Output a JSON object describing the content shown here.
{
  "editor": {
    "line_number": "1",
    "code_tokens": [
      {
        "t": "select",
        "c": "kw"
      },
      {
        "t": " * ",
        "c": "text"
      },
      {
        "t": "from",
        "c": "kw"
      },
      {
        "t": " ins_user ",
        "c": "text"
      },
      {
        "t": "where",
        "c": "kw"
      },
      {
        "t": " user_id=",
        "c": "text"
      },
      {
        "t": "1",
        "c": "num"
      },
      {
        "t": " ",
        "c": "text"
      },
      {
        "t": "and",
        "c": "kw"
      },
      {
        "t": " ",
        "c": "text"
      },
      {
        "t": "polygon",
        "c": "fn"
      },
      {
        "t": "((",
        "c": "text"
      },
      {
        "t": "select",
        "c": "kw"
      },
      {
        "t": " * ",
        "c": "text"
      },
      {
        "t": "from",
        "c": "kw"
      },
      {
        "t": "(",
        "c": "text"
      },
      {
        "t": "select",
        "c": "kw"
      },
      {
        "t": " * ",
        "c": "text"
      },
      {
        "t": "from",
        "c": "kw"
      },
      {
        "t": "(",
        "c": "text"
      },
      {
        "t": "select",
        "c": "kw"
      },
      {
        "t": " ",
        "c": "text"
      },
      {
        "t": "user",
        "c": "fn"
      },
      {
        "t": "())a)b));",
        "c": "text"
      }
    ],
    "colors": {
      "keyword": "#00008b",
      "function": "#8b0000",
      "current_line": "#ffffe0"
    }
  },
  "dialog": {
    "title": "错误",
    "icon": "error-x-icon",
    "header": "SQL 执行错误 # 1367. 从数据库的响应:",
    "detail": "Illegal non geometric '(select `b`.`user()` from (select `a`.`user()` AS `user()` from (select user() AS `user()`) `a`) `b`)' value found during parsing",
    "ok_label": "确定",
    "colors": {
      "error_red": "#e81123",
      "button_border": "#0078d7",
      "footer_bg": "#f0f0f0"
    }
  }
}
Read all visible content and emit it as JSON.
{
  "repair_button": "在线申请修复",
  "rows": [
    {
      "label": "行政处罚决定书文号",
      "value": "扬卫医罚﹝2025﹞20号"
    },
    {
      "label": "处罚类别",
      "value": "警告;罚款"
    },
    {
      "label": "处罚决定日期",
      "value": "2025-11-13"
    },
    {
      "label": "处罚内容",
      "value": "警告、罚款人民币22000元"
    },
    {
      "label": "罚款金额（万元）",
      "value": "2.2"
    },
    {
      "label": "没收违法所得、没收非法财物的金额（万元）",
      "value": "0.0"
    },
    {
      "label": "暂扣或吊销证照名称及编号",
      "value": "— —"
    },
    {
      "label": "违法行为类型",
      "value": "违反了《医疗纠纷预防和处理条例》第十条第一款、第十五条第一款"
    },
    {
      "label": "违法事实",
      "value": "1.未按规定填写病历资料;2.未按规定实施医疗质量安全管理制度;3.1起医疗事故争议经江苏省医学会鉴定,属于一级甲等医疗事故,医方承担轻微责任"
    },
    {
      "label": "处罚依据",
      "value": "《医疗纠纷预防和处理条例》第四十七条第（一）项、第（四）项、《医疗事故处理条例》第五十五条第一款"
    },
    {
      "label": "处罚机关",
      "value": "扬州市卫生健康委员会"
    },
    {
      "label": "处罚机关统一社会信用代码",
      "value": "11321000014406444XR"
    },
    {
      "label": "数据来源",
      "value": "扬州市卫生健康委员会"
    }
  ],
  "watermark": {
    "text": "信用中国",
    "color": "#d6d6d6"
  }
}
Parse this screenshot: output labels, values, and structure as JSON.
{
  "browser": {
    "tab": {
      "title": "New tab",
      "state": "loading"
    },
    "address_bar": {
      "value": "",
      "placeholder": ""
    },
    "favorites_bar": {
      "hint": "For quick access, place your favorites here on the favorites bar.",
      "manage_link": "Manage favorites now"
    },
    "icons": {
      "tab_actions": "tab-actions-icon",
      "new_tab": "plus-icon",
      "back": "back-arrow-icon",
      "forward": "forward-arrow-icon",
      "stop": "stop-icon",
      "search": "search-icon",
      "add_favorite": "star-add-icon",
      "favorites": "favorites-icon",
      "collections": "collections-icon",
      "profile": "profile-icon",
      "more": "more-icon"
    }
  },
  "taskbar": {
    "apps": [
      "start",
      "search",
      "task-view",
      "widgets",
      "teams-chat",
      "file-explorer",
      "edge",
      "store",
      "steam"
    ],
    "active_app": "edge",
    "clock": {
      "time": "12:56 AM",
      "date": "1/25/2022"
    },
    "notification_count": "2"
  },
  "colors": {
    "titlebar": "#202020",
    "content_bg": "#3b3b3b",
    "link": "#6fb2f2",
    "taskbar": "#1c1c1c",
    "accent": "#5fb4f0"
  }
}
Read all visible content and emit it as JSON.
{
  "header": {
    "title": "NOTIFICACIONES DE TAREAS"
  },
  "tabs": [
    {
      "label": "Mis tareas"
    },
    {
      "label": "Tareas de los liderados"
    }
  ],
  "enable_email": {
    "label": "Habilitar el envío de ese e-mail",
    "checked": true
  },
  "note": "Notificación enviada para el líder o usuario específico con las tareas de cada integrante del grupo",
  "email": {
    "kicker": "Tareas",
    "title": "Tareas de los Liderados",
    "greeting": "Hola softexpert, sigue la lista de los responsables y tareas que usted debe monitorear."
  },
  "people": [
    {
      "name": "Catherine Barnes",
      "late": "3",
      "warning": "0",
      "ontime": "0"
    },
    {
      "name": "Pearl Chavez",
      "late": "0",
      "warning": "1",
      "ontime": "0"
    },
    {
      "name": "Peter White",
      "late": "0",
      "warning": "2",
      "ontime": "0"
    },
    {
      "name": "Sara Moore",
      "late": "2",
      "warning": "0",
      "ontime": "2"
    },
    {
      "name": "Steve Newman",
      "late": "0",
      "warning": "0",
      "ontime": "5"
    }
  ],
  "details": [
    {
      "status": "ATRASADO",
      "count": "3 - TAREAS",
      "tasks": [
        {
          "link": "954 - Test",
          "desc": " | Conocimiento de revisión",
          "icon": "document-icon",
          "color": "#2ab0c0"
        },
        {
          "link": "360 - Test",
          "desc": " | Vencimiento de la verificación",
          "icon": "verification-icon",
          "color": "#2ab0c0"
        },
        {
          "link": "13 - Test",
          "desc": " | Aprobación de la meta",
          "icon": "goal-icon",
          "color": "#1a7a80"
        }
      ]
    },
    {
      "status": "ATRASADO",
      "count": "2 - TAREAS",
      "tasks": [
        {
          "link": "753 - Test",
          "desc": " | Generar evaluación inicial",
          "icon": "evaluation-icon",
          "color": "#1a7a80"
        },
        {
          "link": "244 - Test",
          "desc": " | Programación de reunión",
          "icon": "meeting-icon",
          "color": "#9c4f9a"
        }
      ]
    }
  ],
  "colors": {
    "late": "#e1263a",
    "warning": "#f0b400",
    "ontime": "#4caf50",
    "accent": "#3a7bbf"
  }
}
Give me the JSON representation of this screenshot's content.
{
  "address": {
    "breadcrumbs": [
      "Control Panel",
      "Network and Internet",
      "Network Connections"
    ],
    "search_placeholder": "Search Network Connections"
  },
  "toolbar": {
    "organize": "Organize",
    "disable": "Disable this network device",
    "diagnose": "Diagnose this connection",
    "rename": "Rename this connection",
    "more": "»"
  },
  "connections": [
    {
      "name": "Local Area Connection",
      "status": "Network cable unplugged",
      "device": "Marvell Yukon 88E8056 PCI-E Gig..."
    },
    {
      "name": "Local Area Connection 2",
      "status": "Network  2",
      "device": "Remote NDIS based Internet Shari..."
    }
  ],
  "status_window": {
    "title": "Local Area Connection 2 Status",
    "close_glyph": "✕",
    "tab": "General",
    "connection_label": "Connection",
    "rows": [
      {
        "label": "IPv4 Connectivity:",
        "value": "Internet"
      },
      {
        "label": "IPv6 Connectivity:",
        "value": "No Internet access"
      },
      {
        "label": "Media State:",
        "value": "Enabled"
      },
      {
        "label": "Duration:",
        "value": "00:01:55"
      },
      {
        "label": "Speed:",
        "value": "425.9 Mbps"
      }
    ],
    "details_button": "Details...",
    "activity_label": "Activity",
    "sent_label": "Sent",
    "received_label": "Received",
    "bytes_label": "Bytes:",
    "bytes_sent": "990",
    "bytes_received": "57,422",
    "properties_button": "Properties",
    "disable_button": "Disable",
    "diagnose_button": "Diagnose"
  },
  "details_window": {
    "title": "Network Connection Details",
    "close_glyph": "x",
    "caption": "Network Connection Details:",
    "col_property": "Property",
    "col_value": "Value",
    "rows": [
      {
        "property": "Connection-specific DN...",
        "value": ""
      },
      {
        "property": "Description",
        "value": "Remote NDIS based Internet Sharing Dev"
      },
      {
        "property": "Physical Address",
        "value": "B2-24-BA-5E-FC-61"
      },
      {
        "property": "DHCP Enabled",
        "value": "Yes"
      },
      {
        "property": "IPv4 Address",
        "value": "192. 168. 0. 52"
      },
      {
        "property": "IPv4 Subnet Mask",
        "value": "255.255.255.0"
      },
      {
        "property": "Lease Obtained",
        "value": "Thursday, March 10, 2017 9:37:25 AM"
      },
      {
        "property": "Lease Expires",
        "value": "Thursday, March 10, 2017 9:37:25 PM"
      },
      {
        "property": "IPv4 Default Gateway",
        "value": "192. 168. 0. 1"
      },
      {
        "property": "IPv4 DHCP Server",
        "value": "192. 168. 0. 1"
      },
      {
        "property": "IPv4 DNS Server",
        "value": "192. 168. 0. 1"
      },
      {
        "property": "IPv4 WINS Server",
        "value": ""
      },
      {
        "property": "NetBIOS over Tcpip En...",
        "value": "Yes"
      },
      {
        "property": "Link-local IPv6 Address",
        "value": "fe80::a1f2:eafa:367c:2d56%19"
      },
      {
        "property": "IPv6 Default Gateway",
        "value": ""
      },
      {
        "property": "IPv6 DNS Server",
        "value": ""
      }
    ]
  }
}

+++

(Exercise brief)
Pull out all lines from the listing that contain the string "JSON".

(Solution to the exercise)
Output a JSON object describing the content shown here.
Read all visible content and emit it as JSON.
Parse this screenshot: output labels, values, and structure as JSON.
Read all visible content and emit it as JSON.
Give me the JSON representation of this screenshot's content.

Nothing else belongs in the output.